I have a question about Christmas Gifts. Now that we’re well past the recent “gift-giving season”, and far enough away from the next one, I think this is a good time to bring this up.
What is your stance on making a charitable donation in someone else’s name, and giving that as a gift?
This is what prompted my question. It’s a question/answer from the “Dear Prudence” column of the website Slate.com:
Dear Prudence: I have a family member who sends a gift of some animal to the Heifer fund as a Christmas present to us every year. Every year I get more and more offended, as this is not a “gift” to anyone except themselves, as they get a tax deduction. My kids understand about giving to charity, but I cannot explain how this is a “gift” to us. I would like to tell this person to please stop sending these donations as “gifts” and only a card is fine.
D.C. Metro (response): What a good lesson for the kids! A family member makes a contribution in your family’s name to a wonderful cause, and you want your children to understand this isn’t really a gift but a tax deduction, and you want to demand a refund from the giver.

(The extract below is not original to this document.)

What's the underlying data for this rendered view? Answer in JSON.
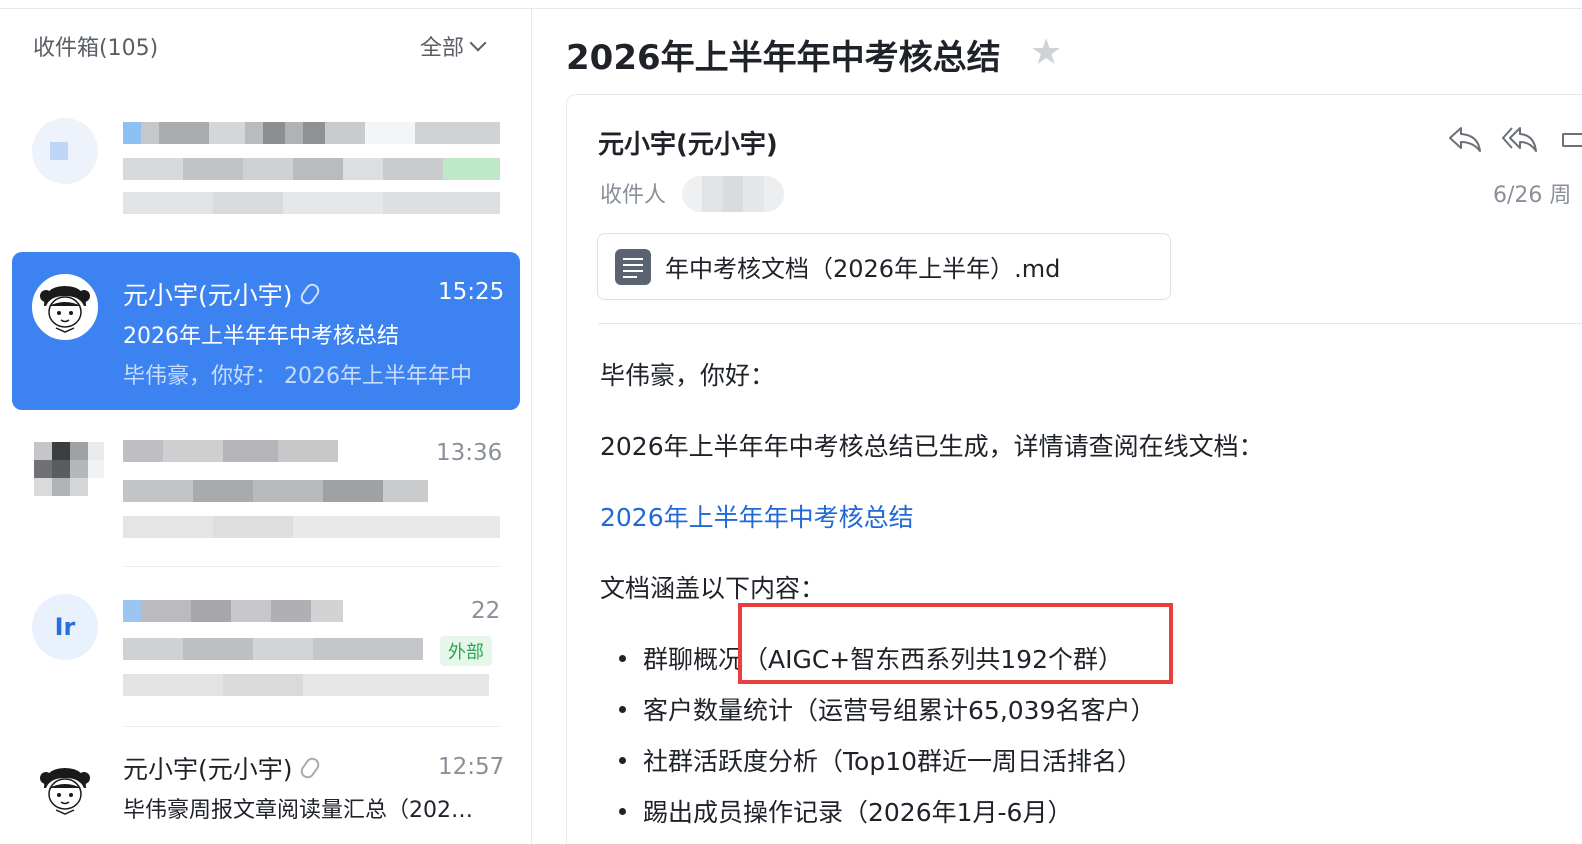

Unless you have some moral objection to helping the poorest people in the world obtain farm animals, be a good example to your kids and tell them this is a generously spirited gift and have them help you write a thank-you note.
On one hand, I completely agree with Prudence’s response. Accept the gift graciously, and explain to your children what Heifer International is, what they stand for, and what they do. It’s a wonderful thing that your name is attached to helping others who are in dire need.
But my question is this: If you donate to a charity in another’s name, how do you decide where to give?
Perhaps your recipient doesn’t believe in Heifer International. Or Unicef, or the Red Cross, or whomever else it is that you passionately support and make a donation to, “in their name”. Frankly, I wouldn’t want any donations to be made in my name to the United Way. Why? Because I don’t agree with the way they work. I’d rather give directly to a particular charity, than go through the “clearinghouse” that is the United Way.
But would I gripe if someone made a contribution to them in my name, as a gift to me? I don’t think that I would… I would be disappointed, of course, but manners would prevent me from saying anything but, “thank you, that’s very generous.” But on the inside, I may be reacting exactly as “D.C.Metro” did in the above letter. I would prefer a simple greeting card than to have my name attached to a ‘tax deduction’ to a charity that I do not support.
Does that make me a bad person? No, I don’t think so. But it does place me in the minority, I think, of people who give to charities in another’s name, and then expect the same standard to be applied when doing the same in return.
My dad is the kind of person who tells everyone, “don’t buy me ANYTHING for Christmas. I have everything I want. If you must spend money, donate it to someone who needs it.”
So we do. One year, my brothers and I donated to a local church group that my dad works with. He goes around “alley junking” bike parts, and assembles them into really nice bikes, then gives them to this church who, in turn, either sells them for a very low price, or gives them for free, to kids/adults who need a bike. After that group folded, I made donations to Wounded Warriors in his name. (I’ve since quit, because I really believe they are spending more money sending me pens, pads of paper, pennies and stamps, in an effort to get more donations from me). But each time I’ve made a donation in my dad’s name, it’s been to a charity that closely mirrors his personality and beliefs. I would NEVER consider, for example, donating to the NAACP in his name. Why? Because he doesn’t believe in the work that they do. His opinion, and I respect it.
So why would I be thankful when someone makes blanket contributions to their pet charity in my name? That situation becomes what D.C.Metro is talking about: a tax deduction for the giver, and frankly, nothing but headache for the recipient.
It’s a weird position to be placed in, and I think that “Prudence’s” response was the appropriate one: say thank you and move on. Perhaps, if you feel passionately enough about it, talk to the gift-giver and say, in a very respectful way, “I appreciate you making a donation in my name, but, in future, I prefer these charities that are different from yours.” (Although I don’t know if there is any ‘respectful way’ to say that, now that I go back and re-read it.)
And then, in your own gift-giving, don’t be so narrow as to consider a charitable donation as a “tax deduction”. So what if it is? Give to the charity because it’s the right thing to do, AND because it’s the place that your recipient can feel proud to be a part of, not because it’s the PC thing to do, or worst of all, a way to excuse yourself from giving a “real” gift while roping in a nice tax deduction for yourself.